With the cost of hiring at an all-time high, it is more important than ever to recruit the very best employees and make sure they stay with you for the long term.
As a possibly revolutionary thought, let me say that most employees want to stay with the companies that hired them for a significant amount of time. (That is not the case, of course, with employees in certain jobs where a high rate of turnover is expected.) They are not eager to leave. They invested effort to get hired and in most cases, they are hoping to stay around, build a career, and make a meaningful contribution.
Why then to they leave? It could be because they were a poor fit for a company, or because they were using your company as part of a larger, unspoken plan. But in many cases, employees leave because the company has not worked hard enough to keep them productive and happily employed.
Today I would like to share with you some retention strategies from my book Ingaging Leadership: 21 Steps to Elevate Your Business.
Invest Wisely in Training
Training creates a company where people have superior skills, yet it can pay even larger benefits. One of the biggest is that if you invest in training, your employees will realize that they have a future with your company. That creates an environment where your best people are much more dedicated, loyal and productive.
A Joke that Conveys an Important Lesson
A manager asks, “What if I invest a lot of money in training my people and then they leave me?”
Another manager retorts, “What if you don’t train them and they stay?”
The reality is, it’s critical to have a well-trained staff if you want better performance. Yet many companies unfortunately scrimp on training.
Create a Development Plan for Each Employee
Create a personal development plan for and with each employee and revisit it at short, regular intervals. Ask people about their dreams and professional goals, and find ways to make sure your company is the place they can happen.
Employees’ performance reviews offer a good setting to cooperatively create these individual career plans. What specific goals would employees like to reach in the coming year and beyond? What skills and experiences would you like them to add? What resources can you add to help employees reach them? If you put those expectations onto a timeline, you will have taken a good step toward helping your employees grow, become more fulfilled in their work and become more valuable to your organization too.
Create a Culture of Ingagement
It is possible to create a partnership with your employees where they engage their emotions, minds and hearts in the process of working with you. Here are some ways to do that that have I seen work beautifully in the companies I have worked in and led:
- Let people help develop your company’s vision. I like to begin meetings by asking attendees to describe the company’s vision in their own words. When people help shape who you are and what you will become, chances are much better that they won’t just come to work and do what is expected of them. They will fall in love with you.

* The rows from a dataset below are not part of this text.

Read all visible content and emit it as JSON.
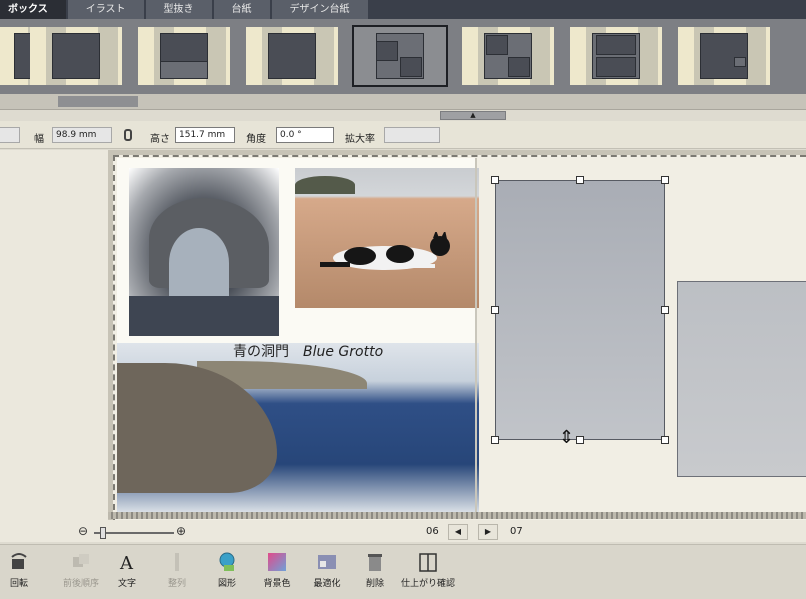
{
  "tabs": [
    {
      "label": "ボックス",
      "active": true
    },
    {
      "label": "イラスト",
      "active": false
    },
    {
      "label": "型抜き",
      "active": false
    },
    {
      "label": "台紙",
      "active": false
    },
    {
      "label": "デザイン台紙",
      "active": false
    }
  ],
  "properties": {
    "width_label": "幅",
    "width_value": "98.9 mm",
    "height_label": "高さ",
    "height_value": "151.7 mm",
    "angle_label": "角度",
    "angle_value": "0.0 °",
    "scale_label": "拡大率",
    "scale_value": ""
  },
  "caption": {
    "japanese": "青の洞門",
    "english": "Blue Grotto"
  },
  "pagination": {
    "left_page": "06",
    "right_page": "07",
    "prev_symbol": "◀",
    "next_symbol": "▶"
  },
  "toolbar": {
    "rotate": "回転",
    "flip": "前後順序",
    "text": "文字",
    "align": "整列",
    "shape": "図形",
    "background": "背景色",
    "optimize": "最適化",
    "delete": "削除",
    "preview": "仕上がり確認"
  },
  "zoom": {
    "level": 0.1
  }
}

- Encourage, solicit, capture, develop and implement ideas. I favor open meetings where you capture ideas on whiteboards, discuss them, and put them into practice whenever possible. If you cannot utilize an idea, explain why and engage with its creator to come up with more. Above all, never let an idea go unnoticed or die.
- Offer a high level of autonomy to employees. If they are passionate about something they would like to do, let them try them you possibly can – even if you suspect that things might not work out perfectly. Good leaders are willing to be proven wrong.
- Hire people with the right attitude. Attitude is infectious. Good attitudes can spread throughout an entire organization. Unfortunately, a negative one can too.
Offer Benefits that Matter
Offering excellent benefits to the people in your company is expensive – no question – but it is critical to cultivating and retaining a strong employee base. And as we noted at the start of this chapter, your staff is your greatest asset.
Benefits keep people within your organization. If you are not providing comprehensive healthcare coverage and another company offers a better package, people in your company will look for work at that other company. The same is true in relation to funding a 401(k).
I have been a small businessperson and I have worked for large companies, too. I am fully aware of how time-consuming and expensive it is for small businesses to offer good benefits. But the reality is that doing so is worth it. The money you invest is money well spent – and the investment you make will be repaid many times over.